SOUTH BEND – Hockey team № 2 Michigan has repeatedly beaten all other teams in the top ten this season – except № 9 Notre Dame.
And in their fourth meeting of the regular season “Raamahi” (total 25-9-1, 16-8 “Big Ten”) once again failed to deal with the “Fighting Irish” (25-9, 17-7), losing, 2-1, and allows Notre Dame to sweep the season series.
The regular season finale was physical from the start, and Fighting Irish acted as aggressors from the start. Notre Dame combined their physicality with speed during the first period to create a quality look throughout, but second-year goalkeeper Eric Partilla – the starting point in every Wolverine game this season – held on tight.
Portillo made several key saves with his pads in the first period, and Michigan was able to cope with rebounds and deprive Fighting Irish of a rebound.
Whenever Michigan showed any signs of momentum in the attack, the devastating skaters of Fighting Irish got in his way. Repeatedly, “Raamahi” scored a puck on the ice, displacing the defense only to block a hard blow to the skater, who was recovering. Notre Dame blocked Michigan 7-0 in the first period and 20-4 in the game.
These blocks were especially evident in the Wolverines power games, which were demoralized by Fighting Irish penalty killers throughout the title. Notre Dame’s second best penalty shootout in the country was true, scoring two of three advantages over the men from Michigan.
In the second period of the power game for “Raamahi” the first-year forward Maki Samaskevich, who quickly went to the goal and made a shot, got the outfit. His attempt was blocked by forward Graham Sluggert’s stick, which broke in the process.
Then the unattractive Sluggert hit Samaskevich while he was tracking a weak puck. Due to the fact that Samaskevich could not control it, the second-year forward Thomas Bardella swung the puck and launched it into the net with impulse. His dangerous attempt was blocked by defender Adam Karaszyk, which led to a clear and demolished power play.

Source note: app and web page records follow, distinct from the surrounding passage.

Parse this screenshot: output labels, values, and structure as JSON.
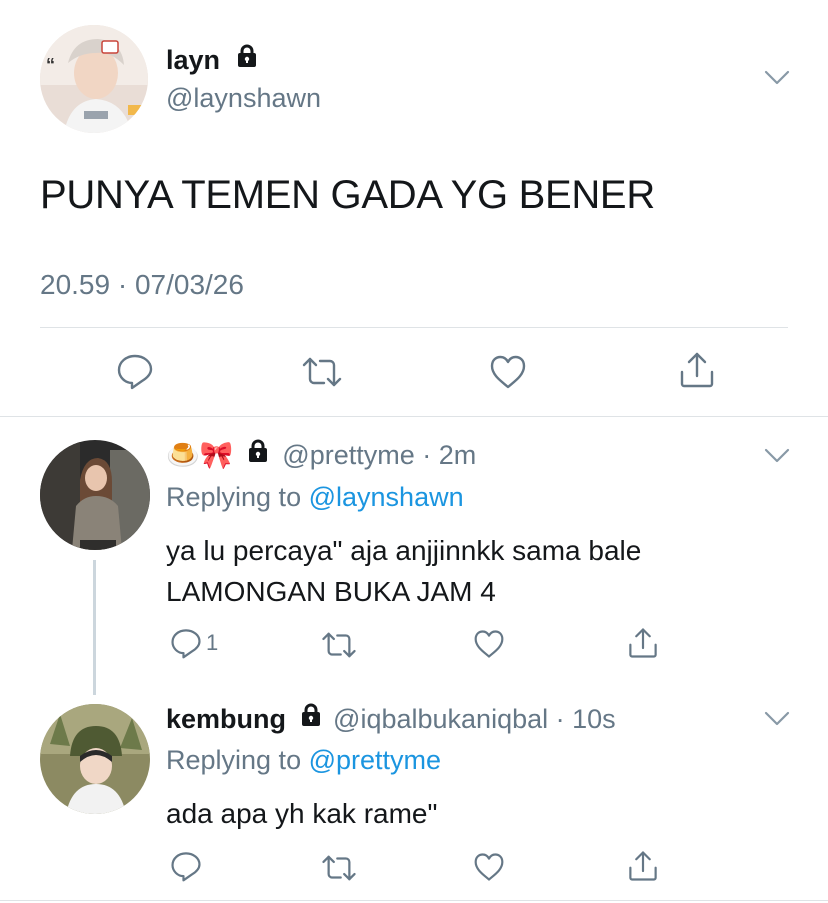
{
  "main_tweet": {
    "display_name": "layn",
    "handle": "@laynshawn",
    "text": "PUNYA TEMEN GADA YG BENER",
    "timestamp": "20.59 · 07/03/26",
    "protected": true,
    "actions": [
      "reply-icon",
      "retweet-icon",
      "like-icon",
      "share-icon"
    ]
  },
  "replies": [
    {
      "display_name": "🍮🎀",
      "handle": "@prettyme",
      "time": "· 2m",
      "protected": true,
      "replying_label": "Replying to",
      "replying_to": "@laynshawn",
      "text_line1": "ya lu percaya\" aja anjjinnkk sama bale",
      "text_line2": "LAMONGAN BUKA JAM 4",
      "reply_count": "1"
    },
    {
      "display_name": "kembung",
      "handle": "@iqbalbukaniqbal",
      "time": "· 10s",
      "protected": true,
      "replying_label": "Replying to",
      "replying_to": "@prettyme",
      "text_line1": "ada apa yh kak rame\"",
      "reply_count": ""
    }
  ],
  "colors": {
    "text": "#14171a",
    "muted": "#657786",
    "link": "#1b95e0",
    "divider": "#dfe3e6",
    "thread_line": "#ccd6dd"
  }
}
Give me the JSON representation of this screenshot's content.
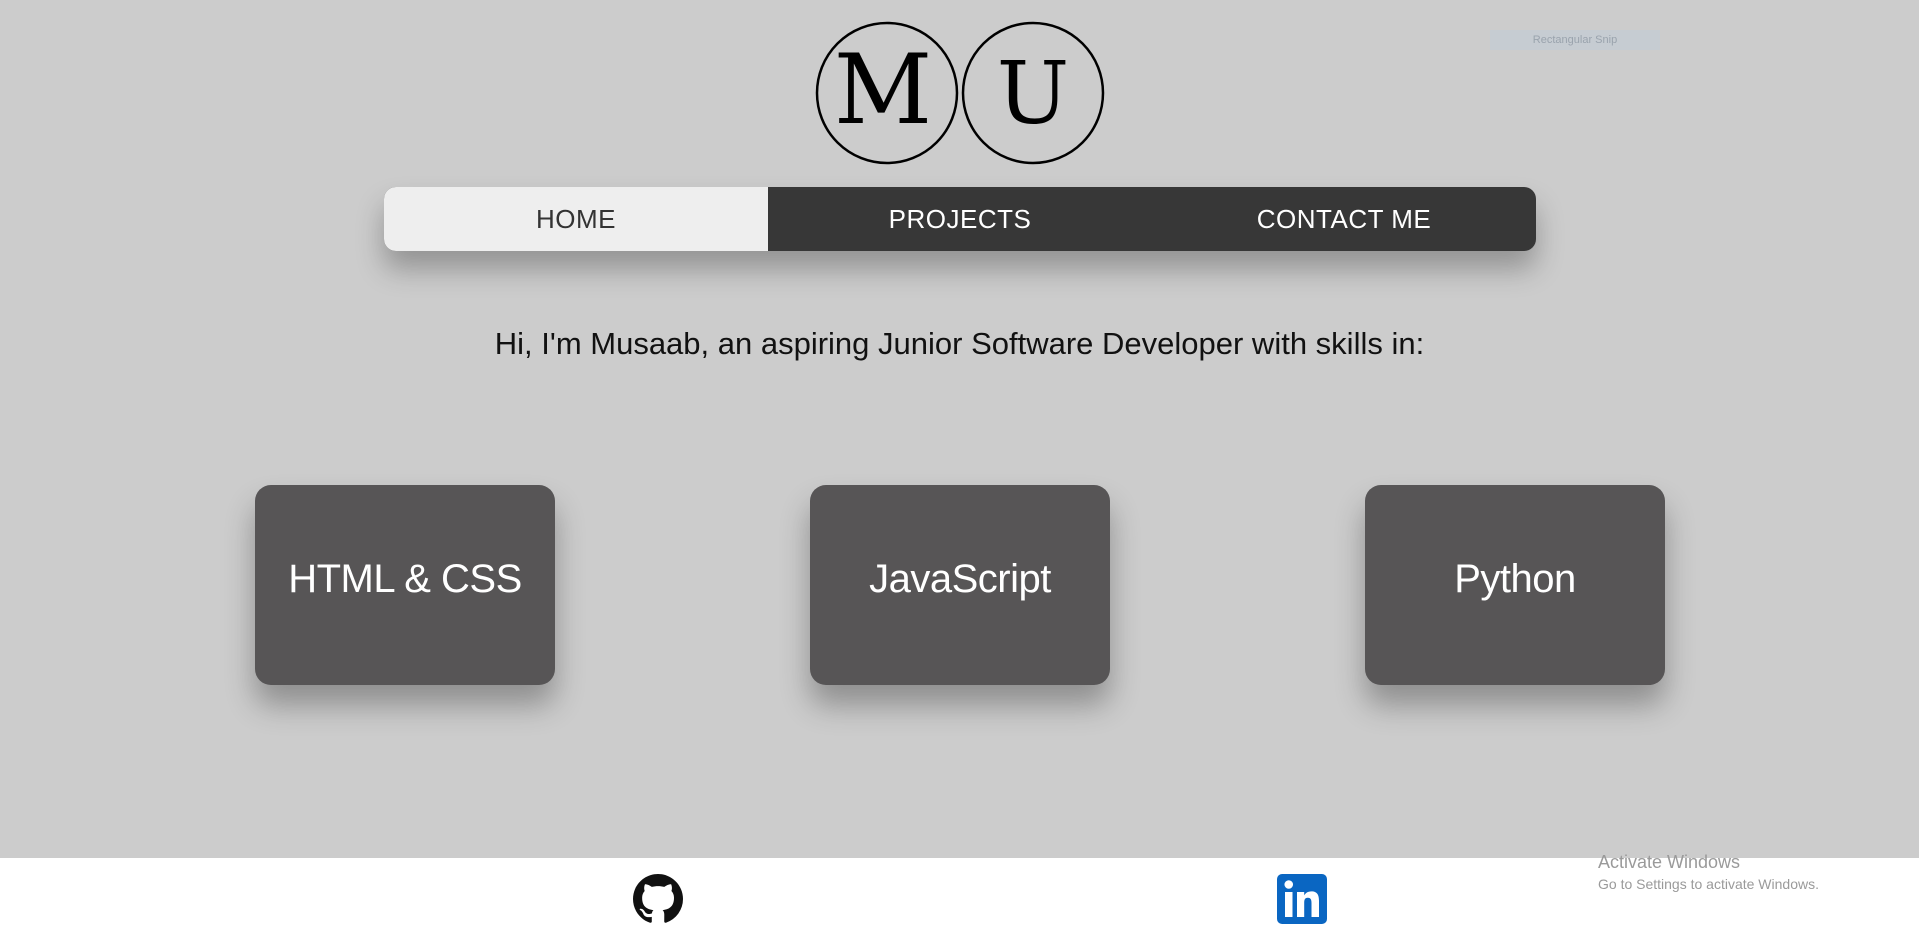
{
  "logo": {
    "letters": [
      "M",
      "U"
    ]
  },
  "snip_overlay": {
    "label": "Rectangular Snip"
  },
  "nav": {
    "items": [
      {
        "label": "HOME",
        "active": true
      },
      {
        "label": "PROJECTS",
        "active": false
      },
      {
        "label": "CONTACT ME",
        "active": false
      }
    ]
  },
  "intro": {
    "text": "Hi, I'm Musaab, an aspiring Junior Software Developer with skills in:"
  },
  "skills": [
    {
      "label": "HTML & CSS"
    },
    {
      "label": "JavaScript"
    },
    {
      "label": "Python"
    }
  ],
  "footer": {
    "github_icon": "github-icon",
    "linkedin_icon": "linkedin-icon"
  },
  "watermark": {
    "title": "Activate Windows",
    "subtitle": "Go to Settings to activate Windows."
  },
  "colors": {
    "background": "#cccccc",
    "nav_dark": "#373737",
    "nav_active": "#eeeeee",
    "card": "#575556",
    "linkedin_blue": "#0a66c2"
  }
}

With Fighting Irish so dominant in the defense, Michigan needed his defensive squad to be flawless to have a chance.
But after eight minutes of the second period, the defense team “Raamahi” made a costly mistake in defense.
Notre Dame forward Jack Adams completed a pass through several Michigan defenders from his own defensive zone, revealing forward Justin Janice, who was walking on the blue line. Yannick attacked the crease before a pass to his right found forward Hunter Strand scoring a one-time goal.
The Wolverines demonstrated their lives in the third period when second-year forward Matthew Beniers ’goal for the moment downplayed Fighting Irish’s aggressive defense and equalized 13 minutes before the end.
But it was the Notre Dame corps that stole the show again. However, this time it was a matter of resentment.
There were only three minutes left and the defense of Fighting Irish rushed to Portillo. Defender Spencer Stustney’s shot shook the right area of Portillo, and forward Trevor Yannick crashed into the fold and crashed into the rebound for the winning goal.
The Wolverines needed a win to give themselves a chance to win the conference crown in the regular season.
And in the South Bend they failed.